Many drivers are baffled by the language used by mechanics and this can create problems as items could be included in a repair bill which were either not required, or were not done. Choosing a garage that is recommended by a friend, or that is a member of the Motor Vehicle Repairers Association, can prevent this. Also check that the garage subscribes to the Motor Industry Code of Practice for Service and Repair. Never be afraid to ask questions and, if in any doubt, get a second opinion before committing to costly repairs.
It is a good idea to know a bit about your car. Even if you are not a mechanic, buying a repair manual, or joining an internet forum, will help you learn about your car, discover the common faults that can occur with your make of car, and understand what the mechanic is telling you about the repairs to your car.
Air Filter – this stops harmful debris in the air entering the car's engine.
Brake Line – stiff tubing that connects the hydraulic components of the brake system.
Differential – a type of gearbox which divides the torque into two outputs which are able to move at different speeds. A differential is required because wheels need to spin at different speeds, especially when turning.

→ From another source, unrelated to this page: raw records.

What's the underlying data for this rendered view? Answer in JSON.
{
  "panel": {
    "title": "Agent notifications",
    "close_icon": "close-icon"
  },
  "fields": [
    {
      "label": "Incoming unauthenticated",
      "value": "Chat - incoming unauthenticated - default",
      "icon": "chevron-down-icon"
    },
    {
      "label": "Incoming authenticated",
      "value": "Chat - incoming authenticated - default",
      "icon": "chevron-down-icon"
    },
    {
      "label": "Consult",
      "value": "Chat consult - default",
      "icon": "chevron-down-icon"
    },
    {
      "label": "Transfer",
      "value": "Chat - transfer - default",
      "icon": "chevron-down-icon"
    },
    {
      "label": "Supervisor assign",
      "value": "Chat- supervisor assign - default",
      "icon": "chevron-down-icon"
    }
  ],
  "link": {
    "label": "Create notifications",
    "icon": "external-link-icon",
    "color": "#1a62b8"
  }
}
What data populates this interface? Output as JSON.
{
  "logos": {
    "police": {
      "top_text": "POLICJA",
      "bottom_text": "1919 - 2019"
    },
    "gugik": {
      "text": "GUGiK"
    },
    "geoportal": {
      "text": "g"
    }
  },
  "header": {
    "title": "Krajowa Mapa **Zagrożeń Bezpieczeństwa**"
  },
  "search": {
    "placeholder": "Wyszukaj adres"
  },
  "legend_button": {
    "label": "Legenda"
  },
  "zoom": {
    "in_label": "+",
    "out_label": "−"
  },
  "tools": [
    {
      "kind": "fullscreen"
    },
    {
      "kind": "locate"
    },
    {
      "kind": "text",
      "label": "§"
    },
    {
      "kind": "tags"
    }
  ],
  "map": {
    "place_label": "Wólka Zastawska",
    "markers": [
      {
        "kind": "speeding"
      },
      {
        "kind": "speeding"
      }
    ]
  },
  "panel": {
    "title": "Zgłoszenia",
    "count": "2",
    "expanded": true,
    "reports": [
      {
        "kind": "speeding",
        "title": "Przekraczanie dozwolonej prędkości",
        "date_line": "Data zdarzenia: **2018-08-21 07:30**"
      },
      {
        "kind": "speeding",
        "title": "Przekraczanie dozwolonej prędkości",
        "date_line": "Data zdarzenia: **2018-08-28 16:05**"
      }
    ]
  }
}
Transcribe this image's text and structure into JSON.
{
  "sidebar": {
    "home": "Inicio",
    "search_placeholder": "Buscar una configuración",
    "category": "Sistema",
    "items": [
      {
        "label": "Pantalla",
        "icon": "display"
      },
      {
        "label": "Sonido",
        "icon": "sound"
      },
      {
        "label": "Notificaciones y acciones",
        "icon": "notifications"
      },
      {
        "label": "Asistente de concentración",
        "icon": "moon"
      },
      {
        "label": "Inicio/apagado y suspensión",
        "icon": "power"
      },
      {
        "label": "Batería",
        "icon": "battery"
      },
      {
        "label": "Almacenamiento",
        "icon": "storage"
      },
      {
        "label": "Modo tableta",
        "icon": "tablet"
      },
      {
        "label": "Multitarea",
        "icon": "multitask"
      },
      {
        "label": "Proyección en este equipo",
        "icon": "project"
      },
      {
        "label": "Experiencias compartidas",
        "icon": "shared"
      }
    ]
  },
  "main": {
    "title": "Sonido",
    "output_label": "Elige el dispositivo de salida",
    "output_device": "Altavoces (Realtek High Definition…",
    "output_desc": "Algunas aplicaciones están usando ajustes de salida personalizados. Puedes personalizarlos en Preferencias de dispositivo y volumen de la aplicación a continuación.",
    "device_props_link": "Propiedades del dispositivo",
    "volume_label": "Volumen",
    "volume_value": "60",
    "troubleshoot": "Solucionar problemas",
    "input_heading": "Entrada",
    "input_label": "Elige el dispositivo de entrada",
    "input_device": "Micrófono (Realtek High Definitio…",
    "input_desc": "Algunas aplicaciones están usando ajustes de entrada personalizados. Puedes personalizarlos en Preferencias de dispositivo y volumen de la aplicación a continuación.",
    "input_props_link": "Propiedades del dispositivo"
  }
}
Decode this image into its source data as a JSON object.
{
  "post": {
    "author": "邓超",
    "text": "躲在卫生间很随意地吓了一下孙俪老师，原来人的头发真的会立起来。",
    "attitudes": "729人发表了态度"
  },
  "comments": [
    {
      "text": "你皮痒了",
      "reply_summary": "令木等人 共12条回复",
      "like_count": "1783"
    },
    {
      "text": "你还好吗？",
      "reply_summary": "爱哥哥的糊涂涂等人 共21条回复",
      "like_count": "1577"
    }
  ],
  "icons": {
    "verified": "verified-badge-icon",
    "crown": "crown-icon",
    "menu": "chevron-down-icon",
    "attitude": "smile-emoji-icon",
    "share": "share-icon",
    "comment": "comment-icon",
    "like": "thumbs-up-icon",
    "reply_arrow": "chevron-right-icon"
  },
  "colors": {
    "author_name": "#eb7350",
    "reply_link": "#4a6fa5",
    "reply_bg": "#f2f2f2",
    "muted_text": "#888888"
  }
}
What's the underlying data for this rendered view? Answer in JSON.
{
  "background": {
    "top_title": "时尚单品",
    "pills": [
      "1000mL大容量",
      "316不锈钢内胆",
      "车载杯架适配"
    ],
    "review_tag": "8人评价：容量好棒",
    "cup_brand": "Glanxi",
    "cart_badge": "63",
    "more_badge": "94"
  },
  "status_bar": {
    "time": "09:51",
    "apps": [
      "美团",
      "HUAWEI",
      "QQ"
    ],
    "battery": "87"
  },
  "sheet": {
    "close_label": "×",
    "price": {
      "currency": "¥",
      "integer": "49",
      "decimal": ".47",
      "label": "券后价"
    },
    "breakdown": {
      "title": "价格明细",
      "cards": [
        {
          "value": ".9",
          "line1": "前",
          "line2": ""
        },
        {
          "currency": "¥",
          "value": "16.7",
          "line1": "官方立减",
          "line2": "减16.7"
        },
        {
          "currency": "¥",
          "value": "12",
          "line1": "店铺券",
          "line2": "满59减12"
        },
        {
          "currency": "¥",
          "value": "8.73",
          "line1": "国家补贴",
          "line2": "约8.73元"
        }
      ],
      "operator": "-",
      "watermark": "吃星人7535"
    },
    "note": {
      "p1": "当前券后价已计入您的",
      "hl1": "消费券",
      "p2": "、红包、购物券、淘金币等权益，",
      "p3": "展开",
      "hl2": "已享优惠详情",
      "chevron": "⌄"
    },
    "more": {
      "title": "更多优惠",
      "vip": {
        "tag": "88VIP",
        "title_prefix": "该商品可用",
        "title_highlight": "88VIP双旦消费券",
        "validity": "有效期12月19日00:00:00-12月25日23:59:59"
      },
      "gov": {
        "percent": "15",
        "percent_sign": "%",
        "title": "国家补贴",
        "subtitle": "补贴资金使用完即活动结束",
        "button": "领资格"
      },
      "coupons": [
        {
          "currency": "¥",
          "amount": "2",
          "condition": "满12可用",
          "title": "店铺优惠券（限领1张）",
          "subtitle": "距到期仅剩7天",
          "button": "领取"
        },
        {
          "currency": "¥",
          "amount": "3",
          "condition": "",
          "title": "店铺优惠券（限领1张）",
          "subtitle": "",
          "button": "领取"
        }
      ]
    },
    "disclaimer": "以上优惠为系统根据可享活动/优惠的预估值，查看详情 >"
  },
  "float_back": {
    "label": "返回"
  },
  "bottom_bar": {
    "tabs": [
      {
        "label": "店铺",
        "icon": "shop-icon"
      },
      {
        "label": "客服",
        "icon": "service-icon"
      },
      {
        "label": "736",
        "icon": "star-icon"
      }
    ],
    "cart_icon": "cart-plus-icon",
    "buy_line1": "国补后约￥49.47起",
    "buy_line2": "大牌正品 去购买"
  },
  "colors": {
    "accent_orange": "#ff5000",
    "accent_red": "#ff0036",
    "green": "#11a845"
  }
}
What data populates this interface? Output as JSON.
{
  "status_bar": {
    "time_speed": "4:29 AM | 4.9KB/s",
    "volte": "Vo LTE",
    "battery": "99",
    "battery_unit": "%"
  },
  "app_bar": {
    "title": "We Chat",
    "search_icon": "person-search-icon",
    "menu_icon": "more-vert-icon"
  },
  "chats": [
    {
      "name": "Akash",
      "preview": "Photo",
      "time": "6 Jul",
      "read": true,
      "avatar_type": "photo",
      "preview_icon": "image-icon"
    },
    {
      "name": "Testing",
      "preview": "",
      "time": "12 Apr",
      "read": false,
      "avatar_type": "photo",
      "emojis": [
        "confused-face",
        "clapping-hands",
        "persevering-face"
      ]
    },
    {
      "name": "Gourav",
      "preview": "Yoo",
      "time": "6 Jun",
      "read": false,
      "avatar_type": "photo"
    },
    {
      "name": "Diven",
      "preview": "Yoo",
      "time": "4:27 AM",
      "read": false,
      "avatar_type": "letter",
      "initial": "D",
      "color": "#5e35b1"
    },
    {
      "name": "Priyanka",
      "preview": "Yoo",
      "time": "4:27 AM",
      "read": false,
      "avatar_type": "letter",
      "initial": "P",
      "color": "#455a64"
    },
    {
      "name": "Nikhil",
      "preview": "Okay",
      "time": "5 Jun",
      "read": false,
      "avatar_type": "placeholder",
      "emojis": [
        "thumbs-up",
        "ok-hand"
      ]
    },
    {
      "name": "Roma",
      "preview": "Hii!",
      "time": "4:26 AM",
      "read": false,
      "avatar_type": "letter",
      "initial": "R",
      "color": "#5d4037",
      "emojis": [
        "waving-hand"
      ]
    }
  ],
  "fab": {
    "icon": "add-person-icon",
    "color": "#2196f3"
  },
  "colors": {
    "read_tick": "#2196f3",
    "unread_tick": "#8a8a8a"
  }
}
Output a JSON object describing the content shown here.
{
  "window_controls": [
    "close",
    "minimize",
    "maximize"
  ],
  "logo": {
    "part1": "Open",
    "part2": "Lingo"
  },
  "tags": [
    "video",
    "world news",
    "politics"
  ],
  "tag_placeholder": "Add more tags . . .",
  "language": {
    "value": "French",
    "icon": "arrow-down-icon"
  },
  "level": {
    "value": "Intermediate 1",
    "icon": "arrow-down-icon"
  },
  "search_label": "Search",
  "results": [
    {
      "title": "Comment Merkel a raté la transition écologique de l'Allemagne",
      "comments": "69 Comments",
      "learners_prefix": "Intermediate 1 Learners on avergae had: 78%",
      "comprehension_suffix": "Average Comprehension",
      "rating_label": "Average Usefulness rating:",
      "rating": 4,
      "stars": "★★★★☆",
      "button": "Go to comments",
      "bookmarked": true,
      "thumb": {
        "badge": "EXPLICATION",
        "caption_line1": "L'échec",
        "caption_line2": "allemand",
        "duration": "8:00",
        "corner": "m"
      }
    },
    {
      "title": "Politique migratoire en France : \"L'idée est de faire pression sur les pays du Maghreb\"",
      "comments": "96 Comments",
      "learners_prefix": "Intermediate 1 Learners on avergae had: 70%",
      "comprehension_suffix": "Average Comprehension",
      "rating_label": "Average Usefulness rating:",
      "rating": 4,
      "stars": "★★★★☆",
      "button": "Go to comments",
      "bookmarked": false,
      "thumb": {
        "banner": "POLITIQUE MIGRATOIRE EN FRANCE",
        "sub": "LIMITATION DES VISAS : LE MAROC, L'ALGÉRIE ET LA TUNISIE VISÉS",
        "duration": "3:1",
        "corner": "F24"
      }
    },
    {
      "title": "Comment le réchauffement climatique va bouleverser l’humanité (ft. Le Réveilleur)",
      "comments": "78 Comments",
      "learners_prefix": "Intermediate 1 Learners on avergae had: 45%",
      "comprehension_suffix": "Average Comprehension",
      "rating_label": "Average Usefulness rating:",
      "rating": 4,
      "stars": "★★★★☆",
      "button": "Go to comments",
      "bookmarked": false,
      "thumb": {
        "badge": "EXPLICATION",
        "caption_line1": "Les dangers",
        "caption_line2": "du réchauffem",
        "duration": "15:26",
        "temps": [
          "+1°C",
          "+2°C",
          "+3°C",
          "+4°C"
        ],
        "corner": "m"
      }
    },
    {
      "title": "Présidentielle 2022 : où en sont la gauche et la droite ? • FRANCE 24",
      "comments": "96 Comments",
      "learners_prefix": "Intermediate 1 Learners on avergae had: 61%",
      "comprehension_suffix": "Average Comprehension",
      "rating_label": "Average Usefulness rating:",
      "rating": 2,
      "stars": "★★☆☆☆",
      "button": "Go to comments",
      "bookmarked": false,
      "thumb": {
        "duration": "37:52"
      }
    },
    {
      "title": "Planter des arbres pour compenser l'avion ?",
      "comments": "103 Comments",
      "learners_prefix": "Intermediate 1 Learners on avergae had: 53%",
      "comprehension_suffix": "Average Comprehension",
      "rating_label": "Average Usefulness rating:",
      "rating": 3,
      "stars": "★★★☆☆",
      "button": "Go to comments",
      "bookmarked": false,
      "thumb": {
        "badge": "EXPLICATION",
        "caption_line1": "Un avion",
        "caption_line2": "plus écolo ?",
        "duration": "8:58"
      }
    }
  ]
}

Exhaust Manifold – refers to a group of passages that channel exhaust gases away from the engine. Gases are collected from multiple cylinders into one pipe.
Flywheel – is important for starting a car and connects to the engine. The flywheel also maintains the inertia of the engine at low revs. A gear ring is attached to the flywheel and is the contact point for the starter motor
Gasket – a type of seal which protects different components of the engine. Can be made of metal or asbestos, depending on where the gasket is used within the engine.
Hydraulic System – fluid is used in modern brake systems to transmit the force on the brake pedal to the discs and stop the car.
Manifold – refers to a collection of pipes used to connect cylinders to an outlet or inlet.
Relay – a switch that automatically opens or closes an electrical circuit.
Camshaft Belt – also called a timing belt, is used in some cars to turn the camshaft that then operates the engine's valves. If this belt breaks, serious internal damage can be done to the engine.
Alternator - works with the car's battery to generate the power required by the electrical systems.